South Korea and the United States held a new round of negotiations in Seoul on Monday over the sharing of the cost for stationing American troops here amid increasingly strident protests against Washington's call for a hefty rise in Seoul's payments.
South Korea's chief negotiator, Jeong Eun-bo, and his US counterpart, James DeHart, led the two-day negotiations, with the allies still far apart on key issues, such as Seoul's total share and what should be included in the cost-sharing deal, called the Special Measures Agreement.
Washington has been heaping pressure on Seoul to shoulder a greater share of the cost for the upkeep of the 28,500-strong US Forces Korea as it stresses its Asian ally is a "wealthy" country that could and should "pay more."
Reports said the US has demanded South Korea pay nearly $5 billion next year to cover expenditures related to the allies' combined military exercises and support for the USFK troops' families.
Under this year's SMA, which is set to expire at the end of the year, Seoul agreed to pay $870 million.
Outside the state-run Korea Institute for Defense Analyses, the negotiation venue, dozens of civic groups staged a rally calling for Seoul to declare a freeze on its financial contributions to the USFK, branding Washington's demand an "extortion of taxpayers' money."
Upon arriving in Korea on Sunday, the chief US negotiator said that despite a "lot of work to do," the allies will reach an agreement that is mutually acceptable and will ultimately strengthen the long-standing alliance.

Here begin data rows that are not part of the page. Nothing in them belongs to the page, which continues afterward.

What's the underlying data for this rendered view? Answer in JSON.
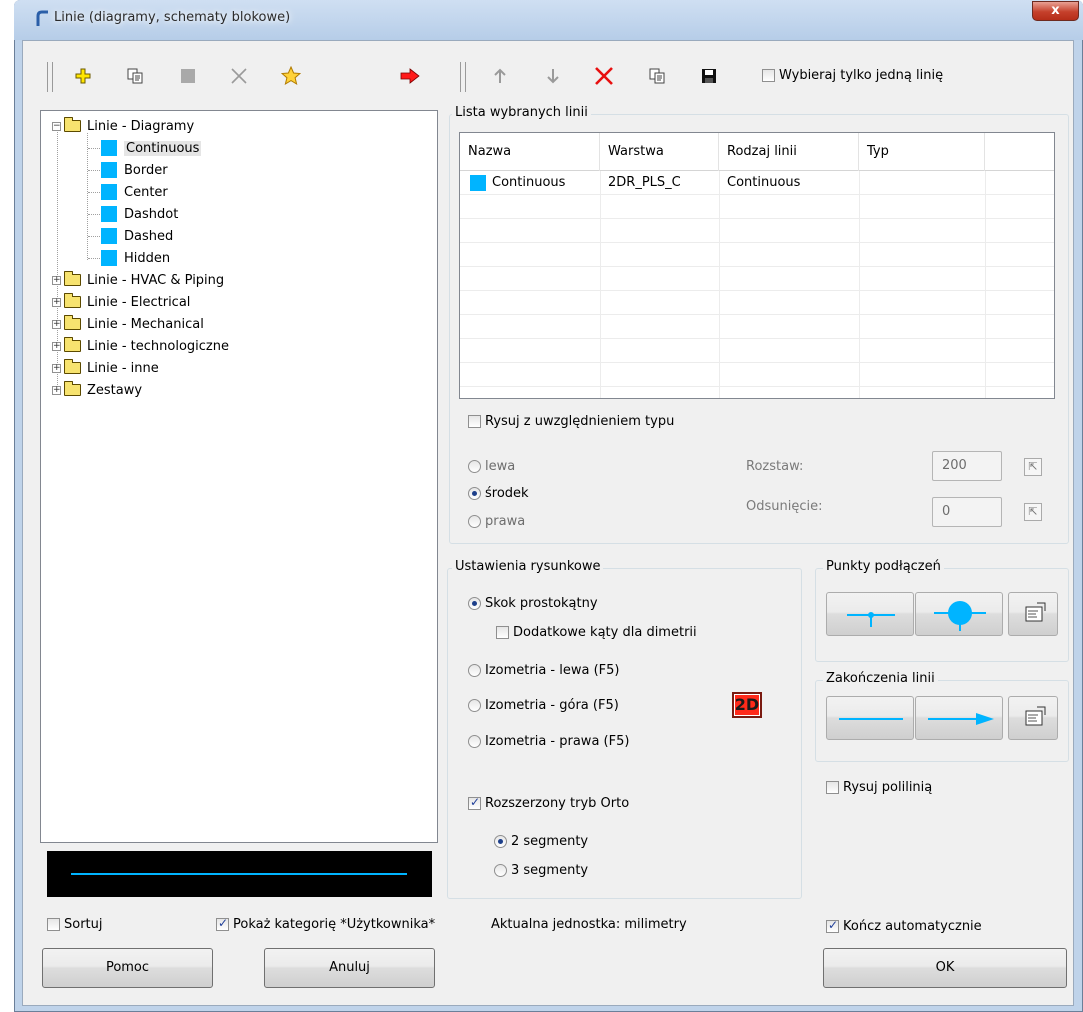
{
  "window": {
    "title": "Linie (diagramy, schematy blokowe)",
    "close_glyph": "x"
  },
  "colors": {
    "line_color": "#00b4ff",
    "badge": "#ff2a1a"
  },
  "toolbar_left": {
    "icons": [
      "add-icon",
      "copy-icon",
      "stop-icon",
      "delete-icon",
      "favorite-star-icon",
      "transfer-right-arrow-icon"
    ]
  },
  "toolbar_right": {
    "icons": [
      "move-up-arrow-icon",
      "move-down-arrow-icon",
      "delete-red-x-icon",
      "copy-icon",
      "save-disk-icon"
    ],
    "single_line_checkbox": {
      "label": "Wybieraj tylko jedną linię",
      "checked": false
    }
  },
  "tree": {
    "groups": [
      {
        "label": "Linie - Diagramy",
        "expanded": true,
        "children": [
          "Continuous",
          "Border",
          "Center",
          "Dashdot",
          "Dashed",
          "Hidden"
        ]
      },
      {
        "label": "Linie - HVAC & Piping",
        "expanded": false
      },
      {
        "label": "Linie - Electrical",
        "expanded": false
      },
      {
        "label": "Linie - Mechanical",
        "expanded": false
      },
      {
        "label": "Linie - technologiczne",
        "expanded": false
      },
      {
        "label": "Linie - inne",
        "expanded": false
      },
      {
        "label": "Zestawy",
        "expanded": false
      }
    ],
    "selected": "Continuous"
  },
  "selected_lines": {
    "group_title": "Lista wybranych linii",
    "columns": [
      "Nazwa",
      "Warstwa",
      "Rodzaj linii",
      "Typ"
    ],
    "rows": [
      {
        "name": "Continuous",
        "layer": "2DR_PLS_C",
        "linetype": "Continuous",
        "type": ""
      }
    ]
  },
  "draw_with_type": {
    "label": "Rysuj z uwzględnieniem typu",
    "checked": false
  },
  "alignment": {
    "options": [
      "lewa",
      "środek",
      "prawa"
    ],
    "selected": "środek"
  },
  "spacing": {
    "label": "Rozstaw:",
    "value": "200"
  },
  "offset": {
    "label": "Odsunięcie:",
    "value": "0"
  },
  "drawing_settings": {
    "group_title": "Ustawienia rysunkowe",
    "modes": [
      "Skok prostokątny",
      "Izometria - lewa (F5)",
      "Izometria - góra (F5)",
      "Izometria - prawa (F5)"
    ],
    "selected_mode": "Skok prostokątny",
    "dimetry_checkbox": {
      "label": "Dodatkowe kąty dla dimetrii",
      "checked": false
    },
    "badge": "2D",
    "ortho_checkbox": {
      "label": "Rozszerzony tryb Orto",
      "checked": true
    },
    "segments": [
      "2 segmenty",
      "3 segmenty"
    ],
    "selected_segments": "2 segmenty"
  },
  "connection_points": {
    "group_title": "Punkty podłączeń"
  },
  "line_ends": {
    "group_title": "Zakończenia linii"
  },
  "polyline_checkbox": {
    "label": "Rysuj polilinią",
    "checked": false
  },
  "bottom": {
    "sort_checkbox": {
      "label": "Sortuj",
      "checked": false
    },
    "user_category_checkbox": {
      "label": "Pokaż kategorię *Użytkownika*",
      "checked": true
    },
    "units_text": "Aktualna jednostka: milimetry",
    "auto_finish_checkbox": {
      "label": "Kończ automatycznie",
      "checked": true
    },
    "help_button": "Pomoc",
    "cancel_button": "Anuluj",
    "ok_button": "OK"
  }
}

Since 1991, Seoul has shouldered partial costs under the SMA -- for Korean civilians hired by the USFK, the construction of military facilities to maintain the allies' readiness and other forms of support. (Yonhap)